What is the mission of Civil War Photo Sleuth?
Our mission is to rediscover the lost names and stories of every photo of American Civil War soldiers and sailors. Millions of portraits were created during the war, so we have our work cut out for us. But with your help, we can do it!
How much does it cost to use Civil War Photo Sleuth?
CWPS is completely free to use. We hope to keep the core features of CWPS free for all users for the long term. This creates as few obstacles as possible for people to contribute photos and information to the site, which is our main goal.
How is CWPS funded?

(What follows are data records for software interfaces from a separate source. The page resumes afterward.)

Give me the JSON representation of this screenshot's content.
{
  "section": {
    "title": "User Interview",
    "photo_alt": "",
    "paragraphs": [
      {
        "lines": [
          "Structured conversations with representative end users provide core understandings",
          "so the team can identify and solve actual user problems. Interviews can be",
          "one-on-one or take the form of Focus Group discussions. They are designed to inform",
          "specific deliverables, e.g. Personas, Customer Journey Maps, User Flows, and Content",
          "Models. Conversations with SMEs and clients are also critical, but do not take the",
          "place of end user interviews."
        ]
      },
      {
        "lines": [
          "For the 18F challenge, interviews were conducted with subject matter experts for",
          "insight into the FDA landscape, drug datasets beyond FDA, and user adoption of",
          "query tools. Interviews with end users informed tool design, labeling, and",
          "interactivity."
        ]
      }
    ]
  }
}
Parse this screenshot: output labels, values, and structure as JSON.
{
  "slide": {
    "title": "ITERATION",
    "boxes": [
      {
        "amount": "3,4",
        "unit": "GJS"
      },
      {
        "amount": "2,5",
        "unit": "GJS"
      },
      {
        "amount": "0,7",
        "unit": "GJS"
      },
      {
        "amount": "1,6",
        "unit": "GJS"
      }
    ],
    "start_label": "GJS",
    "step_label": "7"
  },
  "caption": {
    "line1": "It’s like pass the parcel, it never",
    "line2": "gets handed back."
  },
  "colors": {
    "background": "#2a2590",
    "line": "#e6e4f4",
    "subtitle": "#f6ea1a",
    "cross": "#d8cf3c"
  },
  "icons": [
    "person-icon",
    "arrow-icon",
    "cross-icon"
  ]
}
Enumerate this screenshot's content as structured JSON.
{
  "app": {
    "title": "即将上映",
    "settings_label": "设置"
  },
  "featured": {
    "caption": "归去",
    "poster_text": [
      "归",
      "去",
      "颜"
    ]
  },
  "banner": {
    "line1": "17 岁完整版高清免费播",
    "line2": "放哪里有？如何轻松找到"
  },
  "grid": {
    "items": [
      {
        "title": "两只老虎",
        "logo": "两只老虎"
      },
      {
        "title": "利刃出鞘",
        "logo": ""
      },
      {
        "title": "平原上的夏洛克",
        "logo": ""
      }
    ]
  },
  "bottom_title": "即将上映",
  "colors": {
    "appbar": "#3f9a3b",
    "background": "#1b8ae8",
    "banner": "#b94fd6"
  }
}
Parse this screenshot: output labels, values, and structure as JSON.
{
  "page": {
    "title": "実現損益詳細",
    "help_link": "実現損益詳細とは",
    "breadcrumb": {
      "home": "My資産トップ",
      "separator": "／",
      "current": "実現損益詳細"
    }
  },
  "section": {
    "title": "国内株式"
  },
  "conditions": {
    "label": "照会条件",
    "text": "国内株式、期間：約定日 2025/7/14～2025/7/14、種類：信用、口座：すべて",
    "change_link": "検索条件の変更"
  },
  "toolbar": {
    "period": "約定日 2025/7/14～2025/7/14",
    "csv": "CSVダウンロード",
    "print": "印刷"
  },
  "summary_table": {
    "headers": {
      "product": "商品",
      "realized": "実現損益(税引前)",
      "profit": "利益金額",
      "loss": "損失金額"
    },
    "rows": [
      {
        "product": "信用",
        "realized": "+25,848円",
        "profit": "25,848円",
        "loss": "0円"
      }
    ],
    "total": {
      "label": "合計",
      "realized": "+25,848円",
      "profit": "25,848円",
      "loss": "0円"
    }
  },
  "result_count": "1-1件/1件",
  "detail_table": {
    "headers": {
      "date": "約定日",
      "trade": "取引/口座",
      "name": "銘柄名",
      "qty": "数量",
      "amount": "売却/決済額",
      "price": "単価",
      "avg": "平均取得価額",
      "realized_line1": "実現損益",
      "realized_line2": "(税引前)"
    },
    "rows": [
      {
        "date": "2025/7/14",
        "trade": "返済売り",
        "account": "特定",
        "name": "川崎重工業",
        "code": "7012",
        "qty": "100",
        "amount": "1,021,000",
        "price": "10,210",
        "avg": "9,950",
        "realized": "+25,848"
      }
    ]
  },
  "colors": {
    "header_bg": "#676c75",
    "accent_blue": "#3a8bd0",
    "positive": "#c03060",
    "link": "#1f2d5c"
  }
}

Because we hope to keep CWPS's core features free for all users, we are currently funded by a combination of public grants and private individual donations. Our primary financial support comes from the National Science Foundation and Virginia Tech. We do not sell user data or display advertisements. This is similar to the financial model used by Wikipedia.
If you would like to support CWPS financially, please see donation instructions on our Help page.
Who is the CWPS team?
The CWPS team is led by Prof. Kurt Luther, director of the Crowd Intelligence Lab at Virginia Tech. His partners include Mr. Ron Coddington, editor and publisher of Military Images Magazine, and Prof. Paul Quigley, director of the Virginia Center for Civil War Studies. A talented group of students led by PhD student Vikram Mohanty, including David Thames, Natalie Robinson, and Ryan Russell, contribute to the project. We are also guided by a wonderful advisory board.
Why are you doing this?
Many reasons. We are passionate about US history and believe it is important to remember the causes, events, and consequences of the Civil War. We find photos to be especially compelling evidence of the war's participants and their roles. We share the goal of our partners at Military Images to "showcase, interpret and preserve these rare images."
CWPS is also a research project led by Prof. Kurt Luther at Virginia Tech. We are seeking to invent new ways to use crowdsourcing and computation to promote historical education, preservation, and research, as well as exploring broader uses of this technology for purposes such as investigative journalism and national security.
Where can I learn more about CWPS?
This article in Military Images provides more background information.